Data records for software interfaces:

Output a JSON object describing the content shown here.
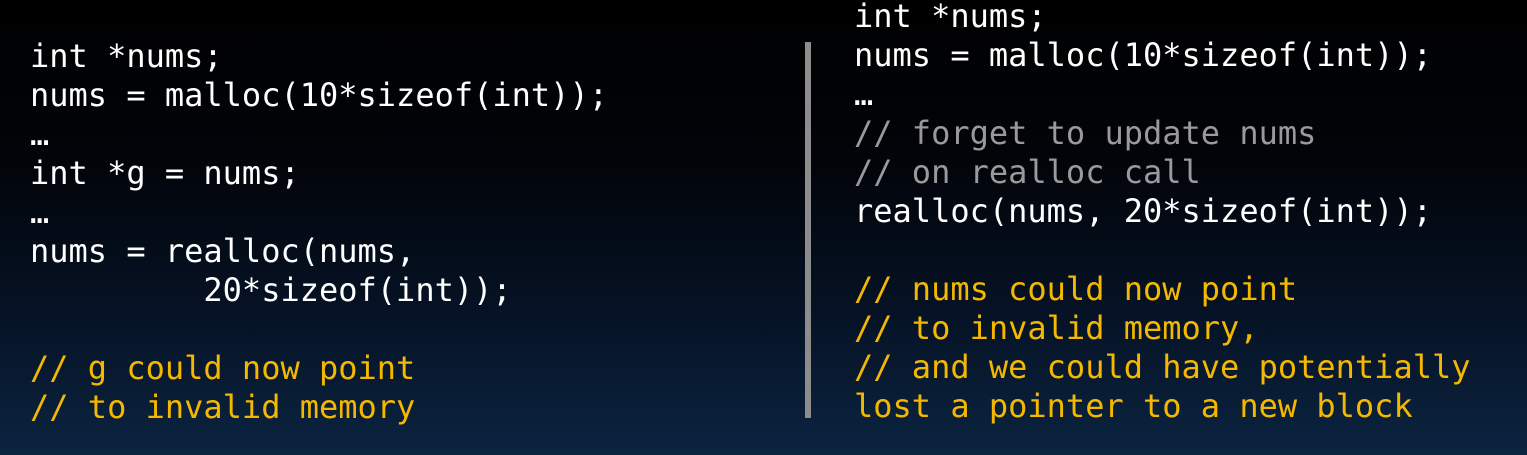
{
  "left_panel": {
    "lines": [
      {
        "text": "int *nums;",
        "style": "code"
      },
      {
        "text": "nums = malloc(10*sizeof(int));",
        "style": "code"
      },
      {
        "text": "…",
        "style": "code"
      },
      {
        "text": "int *g = nums;",
        "style": "code"
      },
      {
        "text": "…",
        "style": "code"
      },
      {
        "text": "nums = realloc(nums,",
        "style": "code"
      },
      {
        "text": "         20*sizeof(int));",
        "style": "code"
      },
      {
        "text": "",
        "style": "blank"
      },
      {
        "text": "// g could now point",
        "style": "highlight-comment"
      },
      {
        "text": "// to invalid memory",
        "style": "highlight-comment"
      }
    ]
  },
  "right_panel": {
    "lines": [
      {
        "text": "int *nums;",
        "style": "code"
      },
      {
        "text": "nums = malloc(10*sizeof(int));",
        "style": "code"
      },
      {
        "text": "…",
        "style": "code"
      },
      {
        "text": "// forget to update nums",
        "style": "comment"
      },
      {
        "text": "// on realloc call",
        "style": "comment"
      },
      {
        "text": "realloc(nums, 20*sizeof(int));",
        "style": "code"
      },
      {
        "text": "",
        "style": "blank"
      },
      {
        "text": "// nums could now point",
        "style": "highlight-comment"
      },
      {
        "text": "// to invalid memory,",
        "style": "highlight-comment"
      },
      {
        "text": "// and we could have potentially",
        "style": "highlight-comment"
      },
      {
        "text": "lost a pointer to a new block",
        "style": "highlight-comment"
      }
    ]
  },
  "colors": {
    "code": "#ffffff",
    "comment": "#9a9a9a",
    "highlight_comment": "#f5b800",
    "divider": "#8c8c8c"
  }
}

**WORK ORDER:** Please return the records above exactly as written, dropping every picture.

**ANSWER TO THIS PROBLEM:**
Output a JSON object describing the content shown here.
{
  "left_panel": {
    "lines": [
      {
        "text": "int *nums;",
        "style": "code"
      },
      {
        "text": "nums = malloc(10*sizeof(int));",
        "style": "code"
      },
      {
        "text": "…",
        "style": "code"
      },
      {
        "text": "int *g = nums;",
        "style": "code"
      },
      {
        "text": "…",
        "style": "code"
      },
      {
        "text": "nums = realloc(nums,",
        "style": "code"
      },
      {
        "text": "         20*sizeof(int));",
        "style": "code"
      },
      {
        "text": "",
        "style": "blank"
      },
      {
        "text": "// g could now point",
        "style": "highlight-comment"
      },
      {
        "text": "// to invalid memory",
        "style": "highlight-comment"
      }
    ]
  },
  "right_panel": {
    "lines": [
      {
        "text": "int *nums;",
        "style": "code"
      },
      {
        "text": "nums = malloc(10*sizeof(int));",
        "style": "code"
      },
      {
        "text": "…",
        "style": "code"
      },
      {
        "text": "// forget to update nums",
        "style": "comment"
      },
      {
        "text": "// on realloc call",
        "style": "comment"
      },
      {
        "text": "realloc(nums, 20*sizeof(int));",
        "style": "code"
      },
      {
        "text": "",
        "style": "blank"
      },
      {
        "text": "// nums could now point",
        "style": "highlight-comment"
      },
      {
        "text": "// to invalid memory,",
        "style": "highlight-comment"
      },
      {
        "text": "// and we could have potentially",
        "style": "highlight-comment"
      },
      {
        "text": "lost a pointer to a new block",
        "style": "highlight-comment"
      }
    ]
  },
  "colors": {
    "code": "#ffffff",
    "comment": "#9a9a9a",
    "highlight_comment": "#f5b800",
    "divider": "#8c8c8c"
  }
}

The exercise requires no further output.